Determine the number of lines in the data below that hold "JSON"; give nothing but that number.
- - - - -
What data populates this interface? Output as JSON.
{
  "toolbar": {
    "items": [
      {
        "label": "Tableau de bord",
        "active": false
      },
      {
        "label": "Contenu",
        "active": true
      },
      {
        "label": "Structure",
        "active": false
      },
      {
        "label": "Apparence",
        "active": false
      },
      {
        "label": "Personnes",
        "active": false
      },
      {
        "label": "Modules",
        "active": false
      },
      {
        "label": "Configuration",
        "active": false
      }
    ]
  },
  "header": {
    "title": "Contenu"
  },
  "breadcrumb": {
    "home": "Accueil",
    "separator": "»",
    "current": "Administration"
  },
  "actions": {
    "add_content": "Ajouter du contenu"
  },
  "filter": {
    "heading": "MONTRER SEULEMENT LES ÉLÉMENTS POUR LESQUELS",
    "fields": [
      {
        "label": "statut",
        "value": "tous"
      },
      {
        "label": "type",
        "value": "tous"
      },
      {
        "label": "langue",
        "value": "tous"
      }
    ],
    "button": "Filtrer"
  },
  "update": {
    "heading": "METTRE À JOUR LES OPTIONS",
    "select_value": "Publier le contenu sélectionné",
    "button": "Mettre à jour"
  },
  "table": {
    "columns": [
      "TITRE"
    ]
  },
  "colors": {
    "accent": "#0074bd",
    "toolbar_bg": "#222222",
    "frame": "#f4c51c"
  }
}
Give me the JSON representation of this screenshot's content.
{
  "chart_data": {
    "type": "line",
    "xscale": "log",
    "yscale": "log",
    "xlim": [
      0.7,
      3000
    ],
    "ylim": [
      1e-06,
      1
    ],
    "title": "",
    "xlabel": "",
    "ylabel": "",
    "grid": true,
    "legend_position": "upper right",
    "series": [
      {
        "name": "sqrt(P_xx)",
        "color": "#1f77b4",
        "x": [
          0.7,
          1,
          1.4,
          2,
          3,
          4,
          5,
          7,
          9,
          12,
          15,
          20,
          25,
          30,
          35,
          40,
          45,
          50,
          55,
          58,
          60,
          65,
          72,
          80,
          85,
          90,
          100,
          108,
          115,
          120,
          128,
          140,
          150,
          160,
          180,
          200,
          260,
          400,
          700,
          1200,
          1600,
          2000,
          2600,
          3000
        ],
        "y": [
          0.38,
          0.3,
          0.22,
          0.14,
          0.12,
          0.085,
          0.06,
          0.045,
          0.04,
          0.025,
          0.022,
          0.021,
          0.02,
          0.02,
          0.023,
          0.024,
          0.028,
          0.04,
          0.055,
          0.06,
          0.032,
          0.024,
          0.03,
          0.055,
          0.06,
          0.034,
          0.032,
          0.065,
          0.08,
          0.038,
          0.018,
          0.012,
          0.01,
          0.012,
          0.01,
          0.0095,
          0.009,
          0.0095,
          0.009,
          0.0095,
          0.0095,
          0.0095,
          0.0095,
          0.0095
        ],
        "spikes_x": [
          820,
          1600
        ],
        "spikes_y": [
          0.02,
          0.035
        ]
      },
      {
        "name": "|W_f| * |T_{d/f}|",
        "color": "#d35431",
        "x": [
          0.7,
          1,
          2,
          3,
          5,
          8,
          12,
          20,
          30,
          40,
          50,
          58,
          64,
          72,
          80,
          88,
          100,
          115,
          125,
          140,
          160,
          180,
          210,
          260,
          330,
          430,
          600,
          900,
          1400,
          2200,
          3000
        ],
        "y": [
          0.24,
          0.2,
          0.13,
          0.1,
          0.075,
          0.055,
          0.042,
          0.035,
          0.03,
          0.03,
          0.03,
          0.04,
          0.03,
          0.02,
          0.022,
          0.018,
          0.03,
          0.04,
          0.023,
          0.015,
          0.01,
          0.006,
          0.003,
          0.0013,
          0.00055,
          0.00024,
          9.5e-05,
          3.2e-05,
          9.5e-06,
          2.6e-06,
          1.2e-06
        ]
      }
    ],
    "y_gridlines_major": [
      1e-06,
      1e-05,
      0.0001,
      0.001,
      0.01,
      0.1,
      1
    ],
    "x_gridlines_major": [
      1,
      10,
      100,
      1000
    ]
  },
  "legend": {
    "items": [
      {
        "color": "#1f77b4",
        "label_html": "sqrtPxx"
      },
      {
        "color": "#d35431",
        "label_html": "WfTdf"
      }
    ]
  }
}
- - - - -
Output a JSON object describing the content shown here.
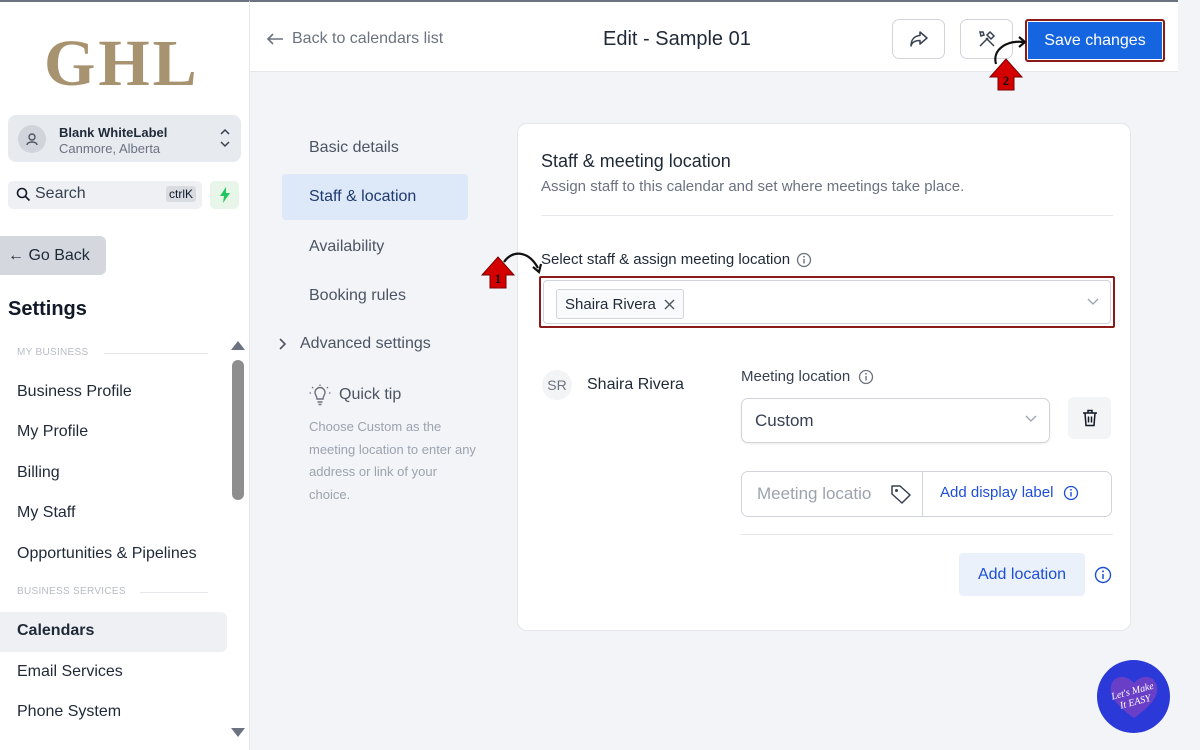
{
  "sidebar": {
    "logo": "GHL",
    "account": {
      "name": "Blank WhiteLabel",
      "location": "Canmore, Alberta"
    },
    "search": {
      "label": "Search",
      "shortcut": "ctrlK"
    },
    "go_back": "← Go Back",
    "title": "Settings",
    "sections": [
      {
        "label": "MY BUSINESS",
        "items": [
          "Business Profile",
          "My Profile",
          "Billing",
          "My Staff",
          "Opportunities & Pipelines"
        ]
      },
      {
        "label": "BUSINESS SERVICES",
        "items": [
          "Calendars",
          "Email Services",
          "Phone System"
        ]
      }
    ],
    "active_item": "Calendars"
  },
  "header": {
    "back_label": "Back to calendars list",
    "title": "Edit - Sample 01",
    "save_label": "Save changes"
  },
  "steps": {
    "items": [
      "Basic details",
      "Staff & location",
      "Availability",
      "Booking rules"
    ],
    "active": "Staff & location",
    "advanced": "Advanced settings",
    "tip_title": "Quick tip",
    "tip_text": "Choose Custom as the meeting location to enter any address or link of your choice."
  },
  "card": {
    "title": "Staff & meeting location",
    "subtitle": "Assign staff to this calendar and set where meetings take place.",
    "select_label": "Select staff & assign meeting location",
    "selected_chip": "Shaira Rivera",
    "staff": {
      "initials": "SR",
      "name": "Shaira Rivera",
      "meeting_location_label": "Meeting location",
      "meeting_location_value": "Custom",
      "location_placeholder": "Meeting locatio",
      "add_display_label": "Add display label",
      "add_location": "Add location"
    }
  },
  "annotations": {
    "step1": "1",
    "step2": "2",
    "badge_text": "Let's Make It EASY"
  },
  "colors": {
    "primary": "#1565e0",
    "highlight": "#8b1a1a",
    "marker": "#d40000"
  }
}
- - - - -
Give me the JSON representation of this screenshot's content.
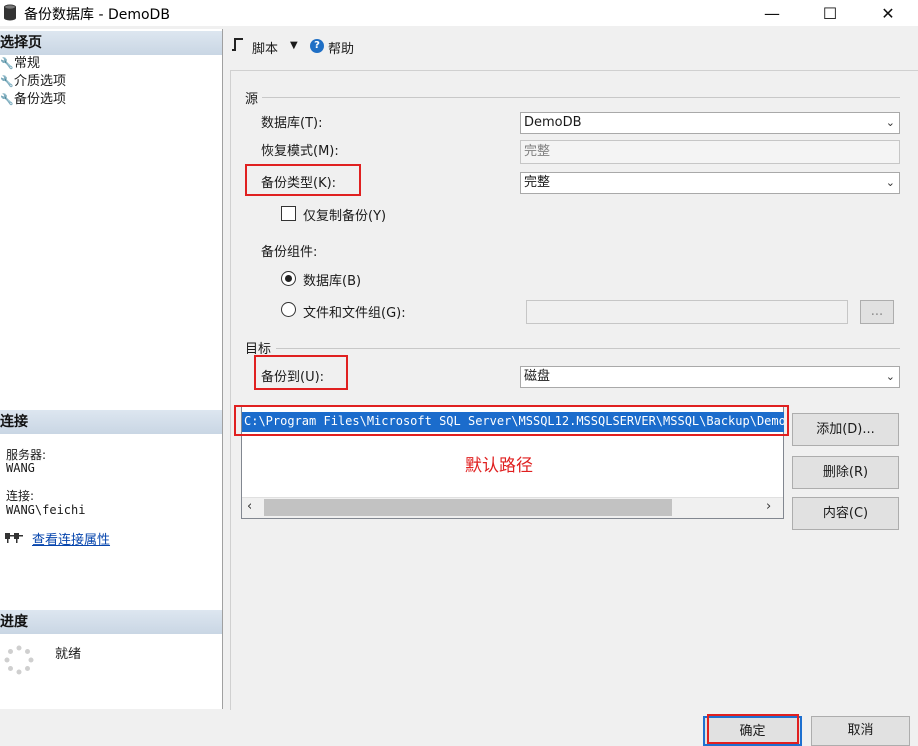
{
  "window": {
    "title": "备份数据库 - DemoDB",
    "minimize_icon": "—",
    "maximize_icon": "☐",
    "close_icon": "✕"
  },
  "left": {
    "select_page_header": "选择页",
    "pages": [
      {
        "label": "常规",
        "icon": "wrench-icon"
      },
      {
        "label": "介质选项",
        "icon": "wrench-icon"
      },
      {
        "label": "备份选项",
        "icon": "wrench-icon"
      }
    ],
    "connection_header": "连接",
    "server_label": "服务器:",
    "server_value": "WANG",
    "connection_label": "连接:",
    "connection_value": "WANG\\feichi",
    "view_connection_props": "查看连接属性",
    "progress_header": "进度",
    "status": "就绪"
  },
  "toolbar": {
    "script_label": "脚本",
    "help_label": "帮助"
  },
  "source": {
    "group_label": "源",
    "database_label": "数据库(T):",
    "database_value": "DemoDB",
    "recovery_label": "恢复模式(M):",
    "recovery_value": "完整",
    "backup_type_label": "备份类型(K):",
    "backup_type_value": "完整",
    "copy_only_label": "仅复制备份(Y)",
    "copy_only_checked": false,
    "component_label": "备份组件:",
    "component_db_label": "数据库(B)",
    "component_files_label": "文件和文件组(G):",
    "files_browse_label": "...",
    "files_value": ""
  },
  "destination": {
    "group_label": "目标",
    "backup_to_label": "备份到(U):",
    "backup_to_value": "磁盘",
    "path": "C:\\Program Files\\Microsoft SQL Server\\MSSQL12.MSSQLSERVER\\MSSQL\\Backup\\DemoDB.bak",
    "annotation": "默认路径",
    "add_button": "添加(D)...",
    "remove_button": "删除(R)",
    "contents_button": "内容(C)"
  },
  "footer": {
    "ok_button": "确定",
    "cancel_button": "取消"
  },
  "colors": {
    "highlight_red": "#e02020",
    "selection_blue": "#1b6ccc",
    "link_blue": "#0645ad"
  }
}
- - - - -
| RESULT FOR THIS EXERCISE |
4